In Chapter One, Mr. Enfield tells of how he came across the detestable Mr. Hyde one bleak winter morning. At the time, Mr. Hyde had callously trampled over a little girl and was fast making his getaway when Mr. Enfield apprehended him.
To Mr. Enfield, Mr. Hyde was a grotesque character who elicited revulsion from anyone who chose to look upon him. Ironically, Mr. Hyde appeared to exhibit no remorse for his horrendous act of cruelty; he faced the family of the little girl coolly, as if he had nothing for which to be ashamed of. Mr. Enfield admits that even the doctor who tended to the young child had difficulty holding back his feelings of violence against Mr. Hyde. In short, Mr. Hyde actually inspired murder in the hearts of both Mr. Enfield and the doctor that fateful morning.
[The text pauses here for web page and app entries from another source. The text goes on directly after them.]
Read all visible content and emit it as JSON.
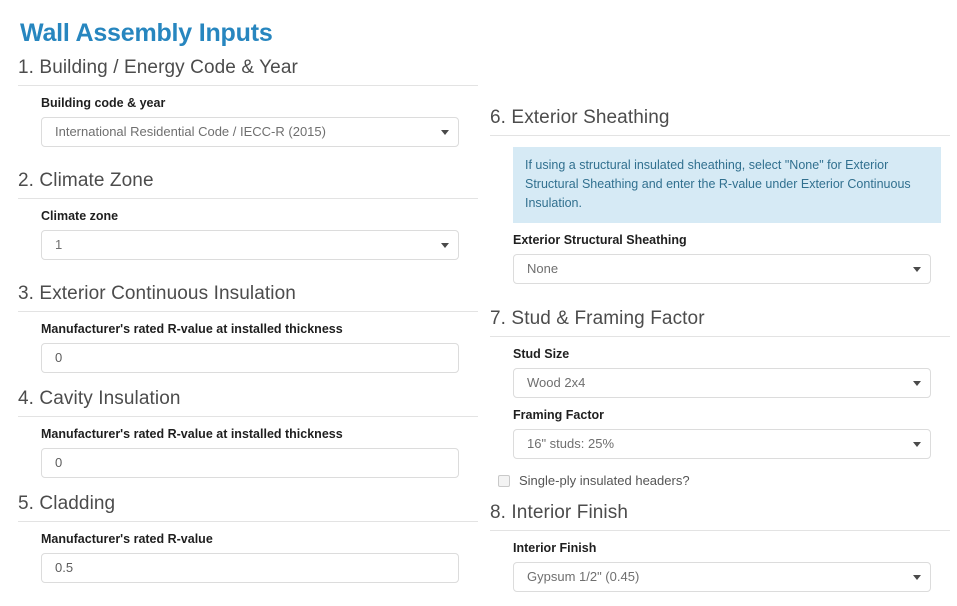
{
  "page": {
    "title": "Wall Assembly Inputs",
    "title_color": "#2786bf"
  },
  "left_column": {
    "sections": [
      {
        "heading": "1. Building / Energy Code & Year",
        "fields": [
          {
            "label": "Building code & year",
            "type": "select",
            "value": "International Residential Code / IECC-R (2015)"
          }
        ]
      },
      {
        "heading": "2. Climate Zone",
        "fields": [
          {
            "label": "Climate zone",
            "type": "select",
            "value": "1"
          }
        ]
      },
      {
        "heading": "3. Exterior Continuous Insulation",
        "fields": [
          {
            "label": "Manufacturer's rated R-value at installed thickness",
            "type": "input",
            "value": "0"
          }
        ]
      },
      {
        "heading": "4. Cavity Insulation",
        "fields": [
          {
            "label": "Manufacturer's rated R-value at installed thickness",
            "type": "input",
            "value": "0"
          }
        ]
      },
      {
        "heading": "5. Cladding",
        "fields": [
          {
            "label": "Manufacturer's rated R-value",
            "type": "input",
            "value": "0.5"
          }
        ]
      }
    ]
  },
  "right_column": {
    "sections": [
      {
        "heading": "6. Exterior Sheathing",
        "info_text": "If using a structural insulated sheathing, select \"None\" for Exterior Structural Sheathing and enter the R-value under Exterior Continuous Insulation.",
        "info_bg": "#d6eaf5",
        "info_color": "#31708f",
        "fields": [
          {
            "label": "Exterior Structural Sheathing",
            "type": "select",
            "value": "None"
          }
        ]
      },
      {
        "heading": "7. Stud & Framing Factor",
        "fields": [
          {
            "label": "Stud Size",
            "type": "select",
            "value": "Wood 2x4"
          },
          {
            "label": "Framing Factor",
            "type": "select",
            "value": "16\" studs: 25%"
          }
        ],
        "checkbox": {
          "label": "Single-ply insulated headers?",
          "checked": false
        }
      },
      {
        "heading": "8. Interior Finish",
        "fields": [
          {
            "label": "Interior Finish",
            "type": "select",
            "value": "Gypsum 1/2\" (0.45)"
          }
        ]
      }
    ]
  }
}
Since murder was out of the question, the doctor, Mr. Enfield, and all other interested parties demanded that Mr. Hyde make some sort of financial restitution for his reprehensible act. The figure of a hundred pounds was mentioned, and even though Mr. Hyde would have liked to bargain for less, the menace of the angry crowd prevented him from further arguing his position. Eventually, Mr. Hyde did make good on the payment, but Mr. Enfield still classed him as a 'really damnable man,' unworthy of society's esteem.
Later, Mr. Enfield confides to his friend, Mr. Utterson, that although there was something 'displeasing' and 'downright detestable' about Mr. Hyde, he couldn't quite put his finger on what exactly made the man such a sinister figure. According to Mr. Enfield, Mr. Hyde gives the impression of someone who is deformed in some way, yet the fact is not evident just by looking at him. He is an 'extraordinary man' to look at and nondescript in appearance at the same time. Mr. Enfield is frustrated that he can't accurately describe Mr. Hyde nor explain his own loathing of the man. However, he maintains that everyone who looks upon Mr. Hyde immediately takes a violent dislike to him.